Many highway projects throughout Georgia will be put on the fast track under a transportation construction plan unveiled by Georgia Gov. Sonny Perdue on April 14.
Despite criticism that the plan focuses too much on road building and not enough on mass transit, Perdue said his $15.6 billion initiative balances the need to relieve traffic headaches while staying within the means of a limited budget.
He described the plan as a boon for economic development in the state’s rural areas and a way to ease traffic congestion in metro Atlanta and the other urban areas, including Savannah, Augusta, Macon and Columbus.
The spending package includes $3 billion in borrowing from future federal road payments, a funding mechanism Perdue criticized before taking office. The rest comes from existing Department of Transportation budgets and $1.5 billion in general obligation bonds.
Perdue said while his program is just a start, key projects will see their completion dates sped up from 18 years to just six. The metro Atlanta area alone will receive $8 billion in road work, just more than half of the total transportation package.
In the short term, the governor said he hopes the plan will cut peak hour delays up to 37 percent by expanding highway navigation systems and the HERO program, the network of yellow trucks dispatched to clear accidents and stalled cars from highways.
In the long term, the package will expand HOV lanes in the most congested corridors, such as Interstate 75 and Georgia 400, north of Interstate 285.
Perdue also allotted $286 million for the construction of high-speed buses that will use special lanes in the top end perimeter and the northwest corridor. Another $1.5 billion would add around 400 miles of new lanes to interstate highways statewide, including I-75, and Interstates 85 and 95.

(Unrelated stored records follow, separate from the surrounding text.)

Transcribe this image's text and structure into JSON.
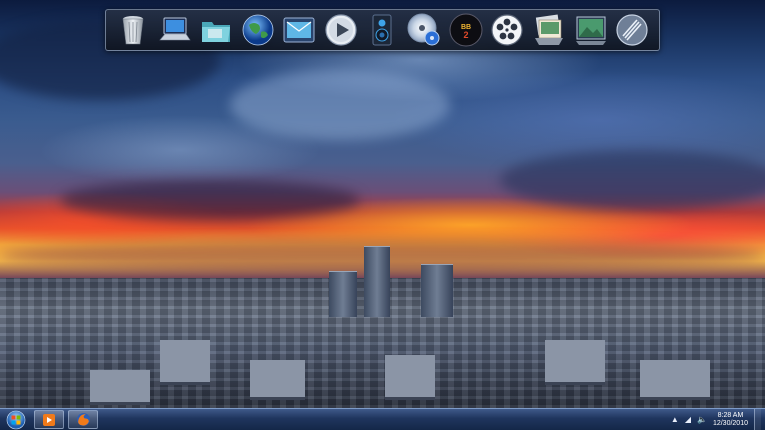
{
  "dock": {
    "items": [
      {
        "name": "recycle-bin-icon"
      },
      {
        "name": "computer-icon"
      },
      {
        "name": "folder-icon"
      },
      {
        "name": "internet-globe-icon"
      },
      {
        "name": "mail-icon"
      },
      {
        "name": "media-play-icon"
      },
      {
        "name": "speaker-icon"
      },
      {
        "name": "dvd-disc-icon"
      },
      {
        "name": "game-app-icon"
      },
      {
        "name": "film-reel-icon"
      },
      {
        "name": "photo-stack-icon"
      },
      {
        "name": "picture-frame-icon"
      },
      {
        "name": "steam-app-icon"
      }
    ]
  },
  "taskbar": {
    "pinned": [
      {
        "name": "media-player-icon"
      },
      {
        "name": "firefox-icon"
      }
    ],
    "clock": {
      "time": "8:28 AM",
      "date": "12/30/2010"
    },
    "tray": [
      {
        "name": "show-hidden-icons-icon",
        "glyph": "▲"
      },
      {
        "name": "network-icon",
        "glyph": "◢"
      },
      {
        "name": "volume-icon",
        "glyph": "🔈"
      }
    ]
  },
  "colors": {
    "taskbar_top": "#3f5a8a",
    "taskbar_bottom": "#142748",
    "start_orb": "#2a8be0"
  }
}
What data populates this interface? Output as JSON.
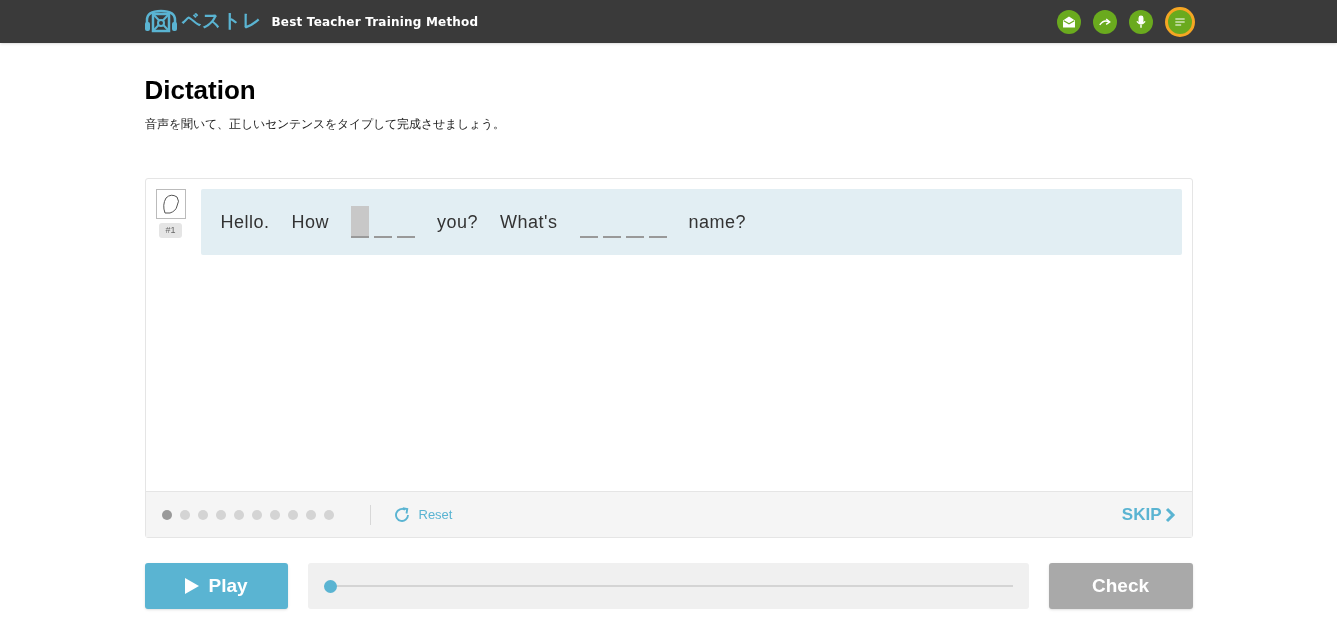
{
  "header": {
    "logo_text": "ベストレ",
    "tagline": "Best Teacher Training Method",
    "icons": [
      {
        "kind": "mail",
        "selected": false
      },
      {
        "kind": "forward",
        "selected": false
      },
      {
        "kind": "mic",
        "selected": false
      },
      {
        "kind": "list",
        "selected": true
      }
    ]
  },
  "title": "Dictation",
  "instruction": "音声を聞いて、正しいセンテンスをタイプして完成させましょう。",
  "card": {
    "speaker_number": "#1",
    "tokens": [
      {
        "kind": "word",
        "text": "Hello."
      },
      {
        "kind": "word",
        "text": "How"
      },
      {
        "kind": "blank",
        "slots": [
          {
            "active": true
          },
          {
            "active": false
          },
          {
            "active": false
          }
        ]
      },
      {
        "kind": "word",
        "text": "you?"
      },
      {
        "kind": "word",
        "text": "What's"
      },
      {
        "kind": "blank",
        "slots": [
          {
            "active": false
          },
          {
            "active": false
          },
          {
            "active": false
          },
          {
            "active": false
          }
        ]
      },
      {
        "kind": "word",
        "text": "name?"
      }
    ],
    "progress": [
      {
        "selected": true
      },
      {
        "selected": false
      },
      {
        "selected": false
      },
      {
        "selected": false
      },
      {
        "selected": false
      },
      {
        "selected": false
      },
      {
        "selected": false
      },
      {
        "selected": false
      },
      {
        "selected": false
      },
      {
        "selected": false
      }
    ],
    "reset_label": "Reset",
    "skip_label": "SKIP"
  },
  "controls": {
    "play_label": "Play",
    "audio_position": {
      "level": 0
    },
    "check_label": "Check",
    "check_disabled": true
  }
}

“It is not a ’build-your-way-out-of-congestion.’ It is using technology, intelligent highway systems. It’s using the HERO. It’s using ramp metering. It’s using HOV along existing right-of-ways to make the assets and the resources that we currently have more effective in its utilization,” said Perdue.
The Republican governor’s almost exclusive focus on highway improvements quickly drew bashing from environmentalists as well as Democratic lawmakers.
“Progressive cities in this country are using light rail. They’re using commuter rail. They’re using interstate connections with rail. We have decided to go roads and I think that is short term and long term a mistake,” said Rep. John Noel, D-Transportation Committee member.
The governor argued that his plan is the quickest way to get commuter improvements. He placed a large emphasis on an almost immediate payoff by using traffic light synchronization, as well as metering to regulate how commuters get onto interstate highways from metro Atlanta interstate ramps.
Perdue said traffic could be improved without building more highways, but he insisted most money should go to roads because that’s how most people get around.
Environmentalists attacked the traffic plan, saying it only encouraged more traffic. Opponents held a protest at the Fulton County government center. Officials with the Sierra Club said the governor ought to focus more on getting people out of single-passenger cars and into public transportation.
To help local and state officials cooperate on local projects, Perdue also announced the creation of the Governer’s Task Force on Local Transportation Strategies, which will include state transportation officials, county and city officials and representatives from transportation-related advocacy groups.
(The Associated Press contributed to this article.)
Georgia Gov. Sonny Perdue described his $15.6 billion road construction plan as a way to ease traffic congestion in urban areas such as metro Atlanta, pictured here.